Innovative Methods and Techniques
The executive director of the American Supplier Institute, Genichi Taguchi is well-known for developing a methodology to improve quality and reduce costs, known in the United States as the "Taguchi Methods." He also developed the quality loss function.
"Taguchi Methods" is the American Supplier Institute’s trademarked term for the quality engineering methodology developed by Taguchi, who was named an Honorary member in 1997. In this engineering approach to quality control, Taguchi calls for off-line quality control, on-line quality control, and a system of experimental design to improve quality and reduce costs.
Kimonos, a War, and Statistics
Taguchi was born in 1924 in Takamachi, Japan, a city famous for the kimono industry, so it was only natural for him to study textile engineering as he was expected to assume responsibility of the family kimono business.
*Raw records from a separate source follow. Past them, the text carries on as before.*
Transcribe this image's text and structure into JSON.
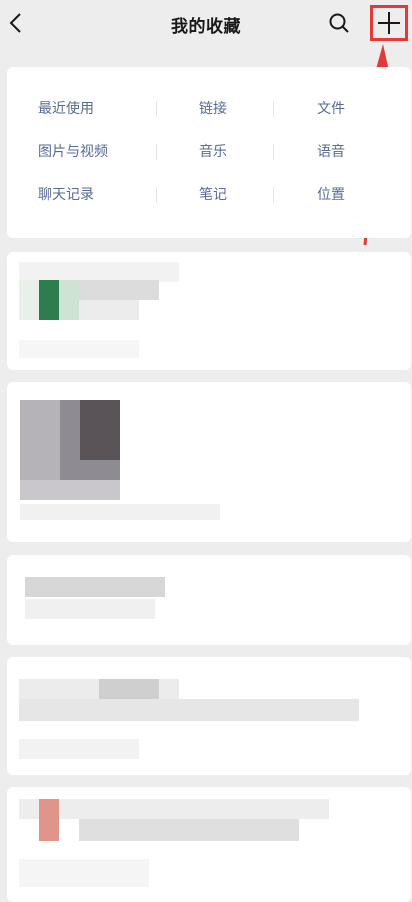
{
  "header": {
    "title": "我的收藏",
    "back_icon": "chevron-left-icon",
    "search_icon": "search-icon",
    "add_icon": "plus-icon"
  },
  "annotation": {
    "color": "#e53935"
  },
  "categories": [
    [
      "最近使用",
      "链接",
      "文件"
    ],
    [
      "图片与视频",
      "音乐",
      "语音"
    ],
    [
      "聊天记录",
      "笔记",
      "位置"
    ]
  ],
  "colors": {
    "link": "#576b95",
    "background": "#ededed",
    "card": "#ffffff"
  }
}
But in 1942, Taguchi's draft notice came and with it came an interest in statistics. Under the guidance of Prof. Masuyama, at the time regarded by many as the best statistician, Taguchi's statistics skills were nurtured and honed.
Following the war, Taguchi worked for the Institute of Statistical Mathematics from 1948 to 1950 and gained recognition for his contributions to industrial experiments dealing with the production of penicillin. He was hired by the Electrical Communication Laboratory (ECL) in 1950, even as statistical quality control was gaining popularity in leading Japanese companies.
During this time, both ECL and Bell Laboratories were developing cross bar and telephone switching systems. Working on the project for ECL provided Taguchi with plenty of opportunity for experimentation and data analysis. Six years later, the ECL systems project was completed, around the same time Bell Labs completed its version. Nippon AT&T awarded a contract to ECL, however, for its superior production.
Taguchi as Author
During this period, Taguchi also found time to write Experimental Design and Life Test Analysis and Design of Experiments for Engineers. In 1960, the latter book helped earn him Japan's Deming Prize for his contributions in quality engineering.
Two years later, after he had earned his doctorate in science, Taguchi wrote a second edition of Design of Experiments that introduced industrial research on the signal-to-noise ratio. He left ECL, but maintained his relationship in a consulting capacity.
After joining the associate research staff of the Japanese Standards Association, Taguchi founded the Quality Research Group. Since 1963, the group has met monthly to discuss industry applications.
Aoyama Gakuin University in Japan invited Taguchi to teach in 1965 and he stayed on for 17 years and helped develop the university's engineering department.
By the early 1980s, Taguchi was making a name for himself in the United States. A supplier had introduced Taguchi's methods to Ford Motor Co. and he was invited to provide seminars to Ford executives in 1982. By 1983, he was executive director of the Ford Supplier Institute, Inc., which later changed its name to the American Supplier Institute.
Taguchi received the Indigo Ribbon from the Emperor of Japan in 1986 for his outstanding contributions to Japanese economics and industry. That year he also received the International Technology Institute's Willard F. Rockwell Medal for combining engineering and statistical methods to achieve rapid improvements in cost and quality by optimizing product design and manufacturing processes. In 1995, the Japanese Society of Quality Control made him an honorary member.